> _Dataset rows describing interfaces_:
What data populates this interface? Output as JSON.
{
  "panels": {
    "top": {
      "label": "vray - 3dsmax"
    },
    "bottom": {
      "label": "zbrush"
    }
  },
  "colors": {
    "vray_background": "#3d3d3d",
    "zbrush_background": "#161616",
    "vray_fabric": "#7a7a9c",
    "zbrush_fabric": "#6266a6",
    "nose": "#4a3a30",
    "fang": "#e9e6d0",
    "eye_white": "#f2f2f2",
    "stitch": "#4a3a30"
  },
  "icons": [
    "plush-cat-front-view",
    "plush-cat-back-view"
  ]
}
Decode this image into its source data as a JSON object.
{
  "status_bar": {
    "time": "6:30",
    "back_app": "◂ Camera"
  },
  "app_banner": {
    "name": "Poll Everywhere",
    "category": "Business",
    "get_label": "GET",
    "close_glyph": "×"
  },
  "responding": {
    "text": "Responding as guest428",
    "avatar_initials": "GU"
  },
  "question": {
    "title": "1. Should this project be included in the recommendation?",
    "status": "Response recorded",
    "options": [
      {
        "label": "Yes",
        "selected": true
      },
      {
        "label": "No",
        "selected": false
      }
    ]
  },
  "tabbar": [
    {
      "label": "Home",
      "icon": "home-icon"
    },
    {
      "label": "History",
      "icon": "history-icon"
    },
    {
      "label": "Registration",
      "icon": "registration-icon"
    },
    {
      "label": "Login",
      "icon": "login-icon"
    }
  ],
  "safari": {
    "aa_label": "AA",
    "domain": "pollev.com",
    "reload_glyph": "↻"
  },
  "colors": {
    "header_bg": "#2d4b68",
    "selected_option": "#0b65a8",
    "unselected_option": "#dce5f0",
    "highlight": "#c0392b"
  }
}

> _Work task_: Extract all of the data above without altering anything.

> _Response area_:
What data populates this interface? Output as JSON.
{
  "panels": {
    "top": {
      "label": "vray - 3dsmax"
    },
    "bottom": {
      "label": "zbrush"
    }
  },
  "colors": {
    "vray_background": "#3d3d3d",
    "zbrush_background": "#161616",
    "vray_fabric": "#7a7a9c",
    "zbrush_fabric": "#6266a6",
    "nose": "#4a3a30",
    "fang": "#e9e6d0",
    "eye_white": "#f2f2f2",
    "stitch": "#4a3a30"
  },
  "icons": [
    "plush-cat-front-view",
    "plush-cat-back-view"
  ]
}
Decode this image into its source data as a JSON object.
{
  "status_bar": {
    "time": "6:30",
    "back_app": "◂ Camera"
  },
  "app_banner": {
    "name": "Poll Everywhere",
    "category": "Business",
    "get_label": "GET",
    "close_glyph": "×"
  },
  "responding": {
    "text": "Responding as guest428",
    "avatar_initials": "GU"
  },
  "question": {
    "title": "1. Should this project be included in the recommendation?",
    "status": "Response recorded",
    "options": [
      {
        "label": "Yes",
        "selected": true
      },
      {
        "label": "No",
        "selected": false
      }
    ]
  },
  "tabbar": [
    {
      "label": "Home",
      "icon": "home-icon"
    },
    {
      "label": "History",
      "icon": "history-icon"
    },
    {
      "label": "Registration",
      "icon": "registration-icon"
    },
    {
      "label": "Login",
      "icon": "login-icon"
    }
  ],
  "safari": {
    "aa_label": "AA",
    "domain": "pollev.com",
    "reload_glyph": "↻"
  },
  "colors": {
    "header_bg": "#2d4b68",
    "selected_option": "#0b65a8",
    "unselected_option": "#dce5f0",
    "highlight": "#c0392b"
  }
}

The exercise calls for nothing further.